  6. Plan for accommodations. Develop processes to address accommodation requests (e.g., purchase of assistive technology, arrangement for sign language interpreters) from individuals for whom the design of the application does not automatically provide access.
  7. Train and support. Tailor and deliver ongoing training and support to stakeholders (e.g., instructors, computer support staff, procurement officers, volunteers). Share institutional goals with respect to diversity, inclusion, and practices for ensuring welcoming, accessible, and inclusive experiences for everyone.
  8. Evaluate. Include universal design measures in periodic evaluations of the application; evaluate the application with a diverse group of users, and make modifications based on feedback. Provide ways to collect input from users (e.g., online, in print, through communications with staff).

Universal Design Principles

At The Center for Universal Design (CUD) at North Carolina State University, a group of architects, product designers, engineers, and environmental design researchers established seven principles of UD to provide guidance in the design of products and environments. Following are the CUD principles of UD, each are paired with an example of its application:

  1. Equitable use. The design is useful and marketable to people with diverse abilities. A website that is designed so that it is accessible to everyone, including people who are blind, employs this principle.
  2. Flexibility in use. The design accommodates a wide range of individual preferences and abilities. A museum that allows a visitor to choose to read or listen to a description of the contents of a display case employs this principle.
  3. Simple and intuitive. Use of the design is easy to understand, regardless of the user's experience, knowledge, language skills, or current concentration level. Science lab equipment with control buttons that are clear and intuitive employs this principle.
  4. Perceptible information. The design communicates necessary information effectively to the user, regardless of ambient conditions or the user's sensory abilities. Video captioning employs this principle.
  5. Tolerance for error. The design minimizes hazards and the adverse consequences of accidental or unintended actions. An educational software program that provides guidance when the user makes an inappropriate selection employs this principle.
  6. Low physical effort. The design can be used efficiently and comfortably, and with a minimum of fatigue. Doors that open automatically employ this principle.
  7. Size and space for approach and use. The design provides appropriate size and space for approach, reach, manipulation, and use, regardless of the user's body size, posture, or mobility. A science lab with adjustable tables employs this principle.

Overview of Applications and Examples of UD

Applications and examples of UD are given on the following two pages. A reproducable PDF file with this content can be found at


This chapter was adapted with permission from the publication Universal Design in Postsecondary Education: Process, Principles, and Applications by Sheryl Burgstahler at, and is part of the collection Universal Design in Higher Education: Promising Practices, sponsored by the DO-IT Center. The content is based upon work supported by the National Science Foundation under Grant #HRD-0929006. Any opinions, findings, and conclusions or recommendations expressed are those of the author and do not necessarily reflect the views of funding sources or the DO-IT Center.

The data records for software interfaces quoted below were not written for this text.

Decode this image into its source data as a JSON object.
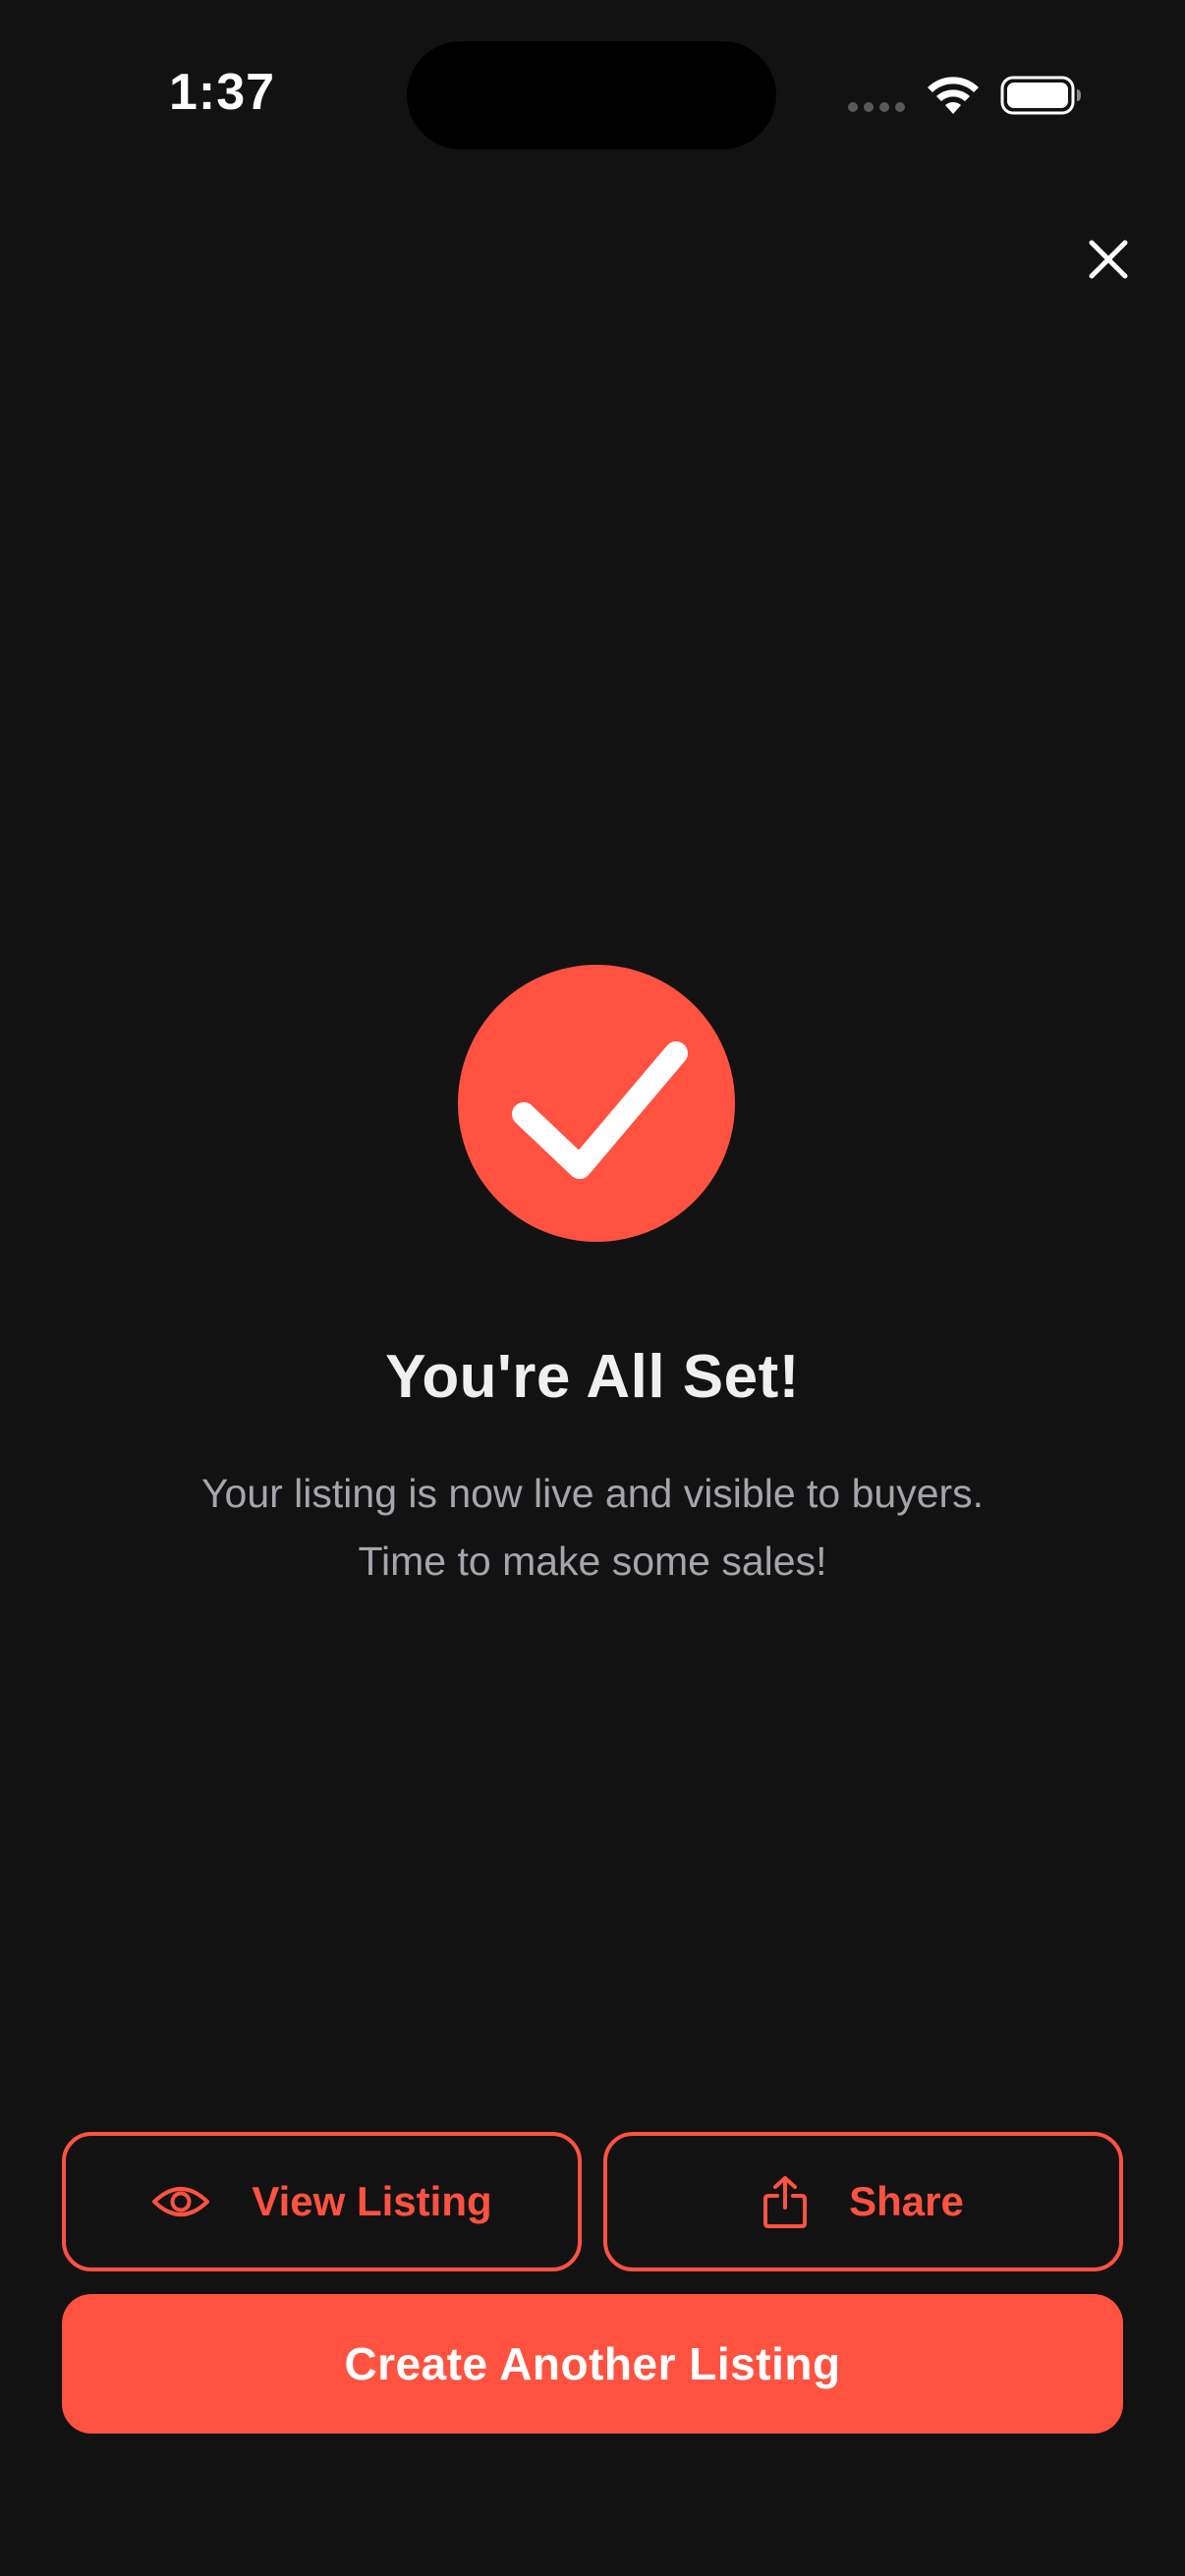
{
  "status_bar": {
    "time": "1:37",
    "icons": [
      "signal-icon",
      "wifi-icon",
      "battery-icon"
    ]
  },
  "header": {
    "close_icon": "close-icon"
  },
  "success": {
    "icon": "checkmark-icon",
    "title": "You're All Set!",
    "message_line1": "Your listing is now live and visible to buyers.",
    "message_line2": "Time to make some sales!"
  },
  "actions": {
    "view_listing": {
      "label": "View Listing",
      "icon": "eye-icon"
    },
    "share": {
      "label": "Share",
      "icon": "share-icon"
    },
    "create_another": {
      "label": "Create Another Listing"
    }
  },
  "colors": {
    "background": "#121212",
    "accent": "#ff5240",
    "title_text": "#efefef",
    "body_text": "#a5a5ad"
  }
}
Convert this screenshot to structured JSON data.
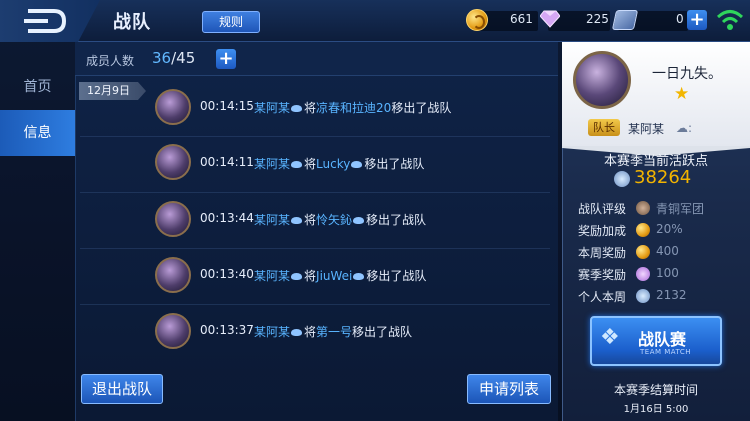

Copyright (c) 2013 University of Washington. Permission is granted to copy and distribute these materials for educational, noncommercial purposes provided the source is acknowledged.

Reference Format for this Content

Burgstahler, S. (2013). Introduction to universal design in higher education. In S. Burgstahler (Ed.). Universal design in higher education: Promising practices. Seattle: DO-IT, University of Washington. Retrieved from